- REQUIRED WORK
Using the records below, count the lines containing "dumb" and give only the total.
------ DATA SHOWN ------
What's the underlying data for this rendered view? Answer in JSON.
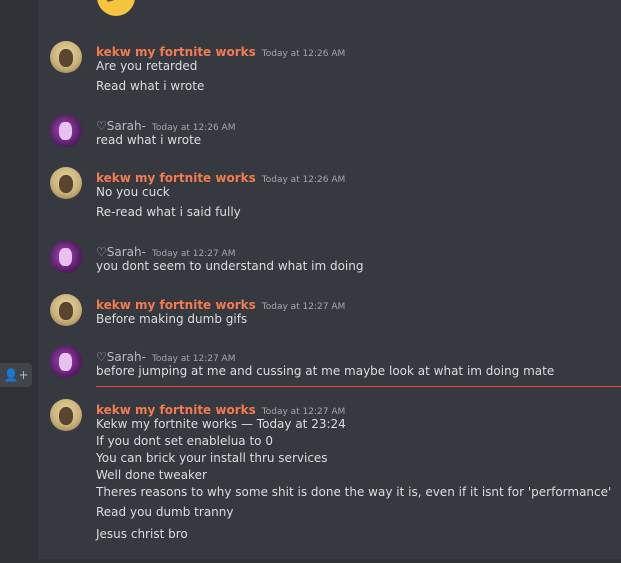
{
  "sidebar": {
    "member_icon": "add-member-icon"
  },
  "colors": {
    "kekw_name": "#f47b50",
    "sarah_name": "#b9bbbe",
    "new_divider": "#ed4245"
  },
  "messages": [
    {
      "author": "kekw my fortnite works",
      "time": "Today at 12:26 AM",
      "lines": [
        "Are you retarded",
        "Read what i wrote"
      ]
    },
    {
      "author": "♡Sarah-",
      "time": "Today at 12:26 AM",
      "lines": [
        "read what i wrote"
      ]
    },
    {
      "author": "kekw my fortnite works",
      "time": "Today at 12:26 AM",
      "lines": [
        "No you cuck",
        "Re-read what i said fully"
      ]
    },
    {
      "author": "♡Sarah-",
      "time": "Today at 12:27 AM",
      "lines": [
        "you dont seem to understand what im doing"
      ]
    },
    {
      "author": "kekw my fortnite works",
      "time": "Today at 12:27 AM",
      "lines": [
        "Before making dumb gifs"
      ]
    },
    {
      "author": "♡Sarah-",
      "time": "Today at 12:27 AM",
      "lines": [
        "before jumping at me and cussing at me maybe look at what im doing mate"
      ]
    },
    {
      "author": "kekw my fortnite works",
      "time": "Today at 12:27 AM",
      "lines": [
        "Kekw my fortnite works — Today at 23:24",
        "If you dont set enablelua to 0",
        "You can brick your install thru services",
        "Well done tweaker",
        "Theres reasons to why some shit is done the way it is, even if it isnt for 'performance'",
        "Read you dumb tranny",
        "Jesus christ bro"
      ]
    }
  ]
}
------
- RESPONSE TO THIS EXERCISE
2